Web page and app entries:
****************

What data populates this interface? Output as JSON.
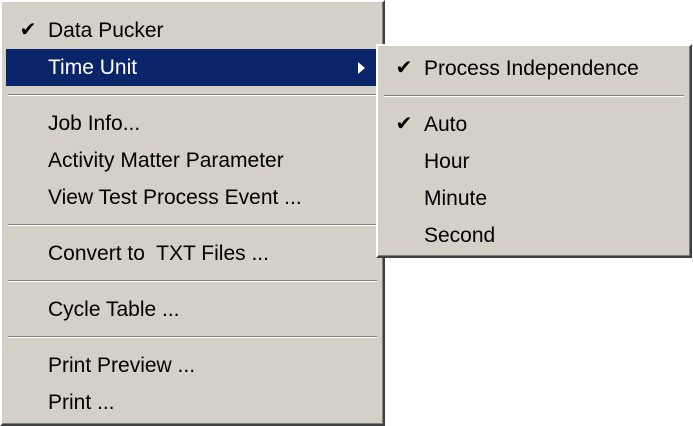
{
  "main_menu": {
    "items": [
      {
        "label": "Data Pucker",
        "checked": true
      },
      {
        "label": "Time Unit",
        "submenu": true,
        "highlighted": true
      },
      {
        "label": "Job Info..."
      },
      {
        "label": "Activity Matter Parameter"
      },
      {
        "label": "View Test Process Event ..."
      },
      {
        "label": "Convert to  TXT Files ..."
      },
      {
        "label": "Cycle Table ..."
      },
      {
        "label": "Print Preview ..."
      },
      {
        "label": "Print ..."
      }
    ]
  },
  "sub_menu": {
    "items": [
      {
        "label": "Process Independence",
        "checked": true
      },
      {
        "label": "Auto",
        "checked": true
      },
      {
        "label": "Hour"
      },
      {
        "label": "Minute"
      },
      {
        "label": "Second"
      }
    ]
  },
  "icons": {
    "check": "check-icon",
    "submenu_arrow": "chevron-right-icon"
  },
  "colors": {
    "menu_bg": "#d4d0c8",
    "highlight_bg": "#0a246a",
    "highlight_text": "#ffffff"
  }
}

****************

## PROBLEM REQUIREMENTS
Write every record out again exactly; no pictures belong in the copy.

## EXPECTED ANSWER
What data populates this interface? Output as JSON.
{
  "main_menu": {
    "items": [
      {
        "label": "Data Pucker",
        "checked": true
      },
      {
        "label": "Time Unit",
        "submenu": true,
        "highlighted": true
      },
      {
        "label": "Job Info..."
      },
      {
        "label": "Activity Matter Parameter"
      },
      {
        "label": "View Test Process Event ..."
      },
      {
        "label": "Convert to  TXT Files ..."
      },
      {
        "label": "Cycle Table ..."
      },
      {
        "label": "Print Preview ..."
      },
      {
        "label": "Print ..."
      }
    ]
  },
  "sub_menu": {
    "items": [
      {
        "label": "Process Independence",
        "checked": true
      },
      {
        "label": "Auto",
        "checked": true
      },
      {
        "label": "Hour"
      },
      {
        "label": "Minute"
      },
      {
        "label": "Second"
      }
    ]
  },
  "icons": {
    "check": "check-icon",
    "submenu_arrow": "chevron-right-icon"
  },
  "colors": {
    "menu_bg": "#d4d0c8",
    "highlight_bg": "#0a246a",
    "highlight_text": "#ffffff"
  }
}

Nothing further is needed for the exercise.